▶ _Information provided_
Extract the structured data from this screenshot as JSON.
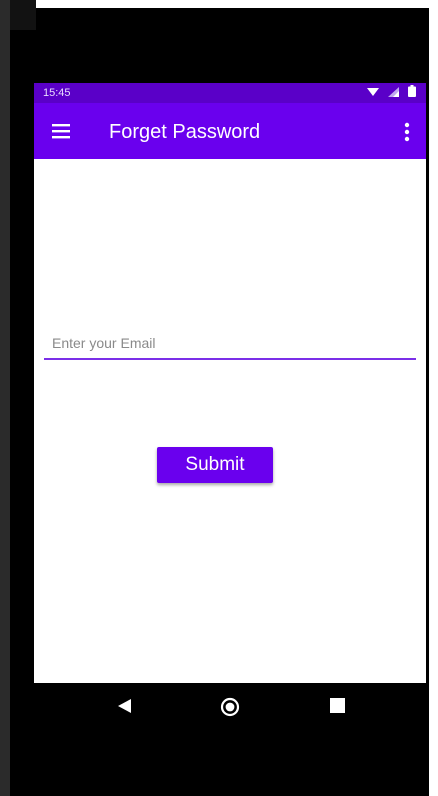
{
  "status_bar": {
    "time": "15:45",
    "icons": [
      "wifi-icon",
      "signal-icon",
      "battery-icon"
    ]
  },
  "app_bar": {
    "title": "Forget Password",
    "menu_icon": "hamburger-menu-icon",
    "overflow_icon": "more-vert-icon"
  },
  "form": {
    "email_placeholder": "Enter your Email",
    "email_value": "",
    "submit_label": "Submit"
  },
  "nav_bar": {
    "buttons": [
      "back-icon",
      "home-icon",
      "recents-icon"
    ]
  },
  "colors": {
    "primary": "#6a00ee",
    "status_bar": "#5a00c8",
    "accent_underline": "#7b2fe8"
  }
}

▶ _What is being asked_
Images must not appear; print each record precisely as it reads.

▶ _Solution_
Extract the structured data from this screenshot as JSON.
{
  "status_bar": {
    "time": "15:45",
    "icons": [
      "wifi-icon",
      "signal-icon",
      "battery-icon"
    ]
  },
  "app_bar": {
    "title": "Forget Password",
    "menu_icon": "hamburger-menu-icon",
    "overflow_icon": "more-vert-icon"
  },
  "form": {
    "email_placeholder": "Enter your Email",
    "email_value": "",
    "submit_label": "Submit"
  },
  "nav_bar": {
    "buttons": [
      "back-icon",
      "home-icon",
      "recents-icon"
    ]
  },
  "colors": {
    "primary": "#6a00ee",
    "status_bar": "#5a00c8",
    "accent_underline": "#7b2fe8"
  }
}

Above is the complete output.